You might have attended a Yoga class where the teacher has passionately discussed an asana, followed by an awe inspiring demonstration, stating ‘this is the final pose’. Of course a teacher’s intention is to guide and inspire us. Yet, governed by our state of spirit, mind and body, this can either dishearten or inspire us.

Let me level with you right now by admitting that I’m guilty of admiring Yogis who can put their heels on the ground in Adho Mukha Svanasana, downward-facing dog. The reason is simple, I haven’t got there yet…

One day during a Yoga class, I experienced one of those moments where I forgot to breathe and my ego reared its ugly head to challenge me. The class were asked to gather around my mat, then invited to critique my pose. One student suggested that I may never push my heels through the ground. This caused a healthy debate, to which I replied breathless from my pose ‘You may not be at peace with it, but I am’. A statement which intended to be funny was, actually, a barking retaliation from my ego (valuable lesson learned).

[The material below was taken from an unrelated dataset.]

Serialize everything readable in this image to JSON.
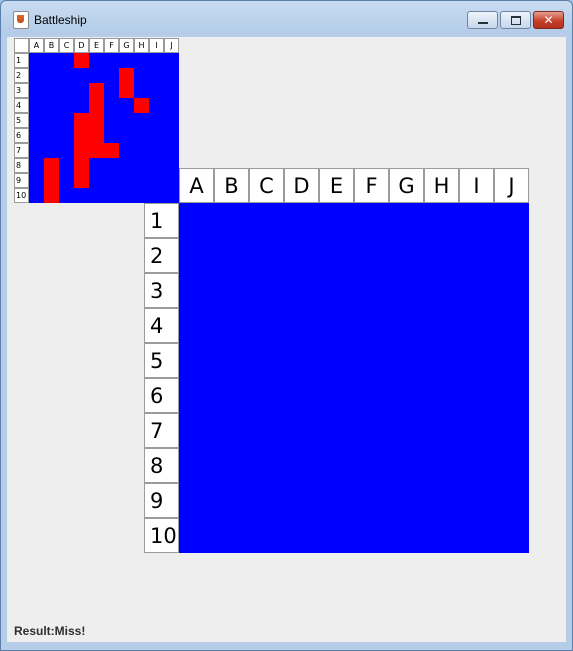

Here’s the thing. Adho Mukha Svanasana is technically a resting posture, one we find our way back to throughout many popular sequences. It works the entire body and therefore exposes our weaknesses. This gives us knowledge which we can use to seek our wisdom. So why not embrace downward-facing dog and make it your best friend?  On a physical level, some people will find grounding their heels in downward-facing dog a challenge from hunching their spine or having tight neck and shoulders. Some people may have muscle tightness, or skeletal limitations. On an emotional level it may well be linked to instability, fear or stress.

Downward-facing dog

We are unique living breathing creatures of the universe, not machines. Every time we step on the mat to practice Yoga, our poses will always look and feel different. It’s a rather striking point, which we all too soon forget.

In the spirit of greeting the challenge, here are some pointers to help tame your dog and bring those heels down.

  • Isolate your area of improvement eg; if it’s your shoulders, practice other poses in Pashchima Namaskarasana, reverse prayer pose
  • Pedal your feet each time you practice downward-facing dog and hold the pose for a tiny bit longer
  • Raise one leg up at a time to increase the stretch on each side
  • Bring the floor to your heels by rolling your mat or folding a few blankets
  • Shorten your stance by reducing the space between your hands and feet
  • Work with the wall, pushing your heels against the wall

The important factor regardless of whether you can or cannot root down your heels is practice with intent, and you will still get the same benefit from the pose. Use your mind and body to find the space you want to grow into. Space is infinite, and infinity is an abstract descriptor without limits and endless possibilities. So just remember to breathe, believe and be, knowing that with time dedication and practice it will come.